‘Obviously he lacks quickness but he’s just as good technically as many of the players out here.’
Calabria’s coaches echo the teen’s praises, insisting that he made on the team ‘out of merit’, not ‘looking for charity’ adding that his skills have continued to grow season by season.
‘I think a lot of people see him come out on the field and thinking “oh isn’t that nice, they let Nico play”, when that couldn’t be farther from the truth.’
Now aged 18, he first made headlines as a 13-year-old when he climbed Mt. Kilimanjaro for charity, becoming the only person to have ever submitted on crutches.
Calabria reached the 19,341 ft peak, raising $100,000 and securing himself a world record.
His plight became the subject of a documentary, aired in 2010, as he raised money to deliver free wheelchairs to the people of Tanzania.
The courageous teen has since appeared on Ellen DeGeneres’ show to talk about his groundbreaking expedition.

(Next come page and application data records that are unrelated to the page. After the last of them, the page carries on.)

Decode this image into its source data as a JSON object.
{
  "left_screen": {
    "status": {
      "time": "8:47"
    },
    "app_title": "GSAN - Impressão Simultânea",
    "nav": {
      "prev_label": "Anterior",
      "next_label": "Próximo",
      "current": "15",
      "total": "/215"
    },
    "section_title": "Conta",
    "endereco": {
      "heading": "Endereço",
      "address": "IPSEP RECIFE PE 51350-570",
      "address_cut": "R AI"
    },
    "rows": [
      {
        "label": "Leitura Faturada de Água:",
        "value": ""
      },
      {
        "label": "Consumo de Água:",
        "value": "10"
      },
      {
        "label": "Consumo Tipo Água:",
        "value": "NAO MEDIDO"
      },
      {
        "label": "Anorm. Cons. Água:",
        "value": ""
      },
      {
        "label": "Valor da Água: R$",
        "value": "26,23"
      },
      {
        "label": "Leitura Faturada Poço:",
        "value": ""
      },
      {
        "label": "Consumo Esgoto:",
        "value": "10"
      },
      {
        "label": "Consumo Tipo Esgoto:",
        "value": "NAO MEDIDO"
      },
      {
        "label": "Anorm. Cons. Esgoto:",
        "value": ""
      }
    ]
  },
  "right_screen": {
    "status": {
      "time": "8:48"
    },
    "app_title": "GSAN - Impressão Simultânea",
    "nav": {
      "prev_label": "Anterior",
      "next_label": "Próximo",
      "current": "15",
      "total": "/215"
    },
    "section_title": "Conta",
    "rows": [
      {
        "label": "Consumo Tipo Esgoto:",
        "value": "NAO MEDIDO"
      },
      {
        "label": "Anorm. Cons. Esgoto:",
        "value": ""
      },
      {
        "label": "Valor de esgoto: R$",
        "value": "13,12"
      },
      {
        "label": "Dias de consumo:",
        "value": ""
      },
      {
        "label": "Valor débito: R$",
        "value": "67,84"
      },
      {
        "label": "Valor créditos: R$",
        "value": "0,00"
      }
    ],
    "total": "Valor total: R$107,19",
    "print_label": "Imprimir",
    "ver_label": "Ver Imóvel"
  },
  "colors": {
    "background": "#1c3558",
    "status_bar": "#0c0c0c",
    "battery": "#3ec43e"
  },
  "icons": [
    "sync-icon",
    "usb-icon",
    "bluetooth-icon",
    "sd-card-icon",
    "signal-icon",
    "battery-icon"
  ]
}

On air he described his grueling five-and-a-half day climb, which he chose to do for his family’s traditional ‘coming of age trip’ that all Calabria kids take aged 13.
‘You want to slowly climb up so your body gets used to the altitude,’ he told Ellen. ‘And then quickly come down so you don’t die.’
The young climber battled -40 degree temperatures, wanting to quit at the end of day one. But encouraged by his father he persevered, achieving something few have done.
‘It was completely insane,’ he recalled, ‘I did not wanna keep going.’
Calabria’s father was forced to quit just metres from the summit, after developing a severe case of altitude sickness, but the young teen persevered and made it to the top, beating the odds and making quite a name for himself.
At birth Calabria’s parents were told he would never lead a normal life and he certainly hasn’t.
His has been one extraordinary journey.
‘I’ve got one leg. You get one life,’ Nico said. ‘I’m not going to let the hand I was dealt in life dictate what my life is going to be.’